There would have to be! Consider that there are numerous minhagim, and even halachos, that exist only because of women.6 How would these practices have been perpetuated if each woman had to yield to her husband’s customs? If that were the case, these minhagim and halachos would already have been lost.
Indeed, we do find several exceptions to this rule in the poskim:
We have often pointed out in this column that one spouse may not force the other to abide by his or her personal chumros.7 Rav Chaim Jachter8 cites Rav Ovadia Yosef, who says that this principle would also pertain to the issue of a wife following her husband’s minhagim; all matters of chumrah are not included (for example, if a husband does not rely on any eiruvim, the wife may still choose to carry on Shabbos inside an eiruv).
In fact, Rav Jachter (ad loc) quotes Rav Moshe Snow, who testified that while Rav Moshe abstained from eating chalav stam, he did not interfere when his wife chose to do so.9
Another exception to the rule is that a husband can be mochel in the matter of minhagim and allow his wife to retain her family customs. However, should she first accept her husband’s minhag and only later decide to revert to her own, a rav should be consulted and hataras nedarim should probably be performed.10
A third exception is that mitzvos that are incumbent only or mainly upon women may follow the practice of the wife’s family. This would explain how minhagim originated by women were able to survive over the centuries. Rabbi Neustadt argues for this principle at least in the case of lighting candles, where a woman may follow the minhagim of her mother.11
Rav Elyashiv held that certain customs are more stringent than minhagim and carry the status of kabbalos or gezeiros. He argues that eating kitniyos on Pesach falls into the latter category, and therefore holds that an Ashkenazi girl who marries a Sefardi must continue to abstain from kitniyos on Pesach. Based on the position of the Tashbeitz that we don’t want a husband and wife with separate dishes at the same table, this is difficult to understand. Perhaps in such a case, the Sefardi man would adopt the chumrah of abstaining from kitniyos!
When Yosef and Binyamin were reunited in Mitzrayim, they both wept. Most understand that this was because they had a vision of troubles and destruction that would befall klal Yisrael in the future. The Maharal, however, understands that these were tears of joy; the brothers were relieved to foresee a future in which all the tribes would be reunited.12
May the current period, when we see Jews from so many lands coming together in communities and in marriage, herald a greater future of unity and peace.

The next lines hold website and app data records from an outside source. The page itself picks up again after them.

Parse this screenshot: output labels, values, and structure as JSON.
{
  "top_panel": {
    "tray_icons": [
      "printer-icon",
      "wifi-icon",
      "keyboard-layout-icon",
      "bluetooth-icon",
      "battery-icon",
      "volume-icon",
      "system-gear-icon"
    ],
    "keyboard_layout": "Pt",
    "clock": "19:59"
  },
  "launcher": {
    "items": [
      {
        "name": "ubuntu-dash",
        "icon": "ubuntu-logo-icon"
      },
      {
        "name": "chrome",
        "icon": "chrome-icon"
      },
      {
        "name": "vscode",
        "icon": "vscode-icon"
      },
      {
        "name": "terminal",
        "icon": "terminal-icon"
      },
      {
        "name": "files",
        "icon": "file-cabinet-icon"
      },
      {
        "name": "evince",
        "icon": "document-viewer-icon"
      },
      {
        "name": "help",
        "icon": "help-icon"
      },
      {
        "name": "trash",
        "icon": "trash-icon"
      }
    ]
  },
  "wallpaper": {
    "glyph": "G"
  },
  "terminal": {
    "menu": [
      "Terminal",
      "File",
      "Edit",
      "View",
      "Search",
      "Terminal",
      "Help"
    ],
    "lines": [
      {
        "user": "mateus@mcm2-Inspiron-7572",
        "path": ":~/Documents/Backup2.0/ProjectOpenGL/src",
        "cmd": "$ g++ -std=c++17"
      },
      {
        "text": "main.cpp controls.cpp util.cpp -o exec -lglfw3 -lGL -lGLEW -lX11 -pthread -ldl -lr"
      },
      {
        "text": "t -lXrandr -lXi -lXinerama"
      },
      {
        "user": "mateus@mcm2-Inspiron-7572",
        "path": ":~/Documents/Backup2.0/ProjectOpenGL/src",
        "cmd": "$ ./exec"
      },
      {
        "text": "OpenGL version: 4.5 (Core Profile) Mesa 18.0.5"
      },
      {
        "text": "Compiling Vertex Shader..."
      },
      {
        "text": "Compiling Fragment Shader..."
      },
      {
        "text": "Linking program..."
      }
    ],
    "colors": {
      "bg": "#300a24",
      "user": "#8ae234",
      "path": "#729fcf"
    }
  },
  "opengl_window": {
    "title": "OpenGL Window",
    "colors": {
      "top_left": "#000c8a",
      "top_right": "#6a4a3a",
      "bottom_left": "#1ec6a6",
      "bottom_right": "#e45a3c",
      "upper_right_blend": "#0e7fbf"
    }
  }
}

1. Noam, Vol. 23, p. 155.
2. Shu”t 3:179.
3. Based on Vayikra 18:14; see Sanhedrin 28b.
4. See Rav Chaim Pelagi, Moed Kol Chai 2:23, for a very strong ruling on the matter.
5. Igros Moshe Orach Chaim 1:158, see also Even Ha’ezer 1:59; O”C 3:158.
6. See shu”t haRashba 2:228; hakdamah perishah to Tur Yoreh Deah 2 in the name of his mother as to the order of lighting candles for Yom Tov; Niddah 66a; et al.
7. For example, Igros Moshe Even Ha’ezer 2:22 near the end, inter alia.
8. Grey Matter, Vol. 3, p. 132.
9. This example would not apply for those who accept the concept of chalav stam as a matter of halachah.
10. Rav Shlmo Zalman Aurbach, as quoted in Halichos Baysa; Yom Tov Sheni K’Hilchasa; Shalmei Moed.
11. Weekly Halachah, Vayera.
12. As told to Yechezkel, ch. 37.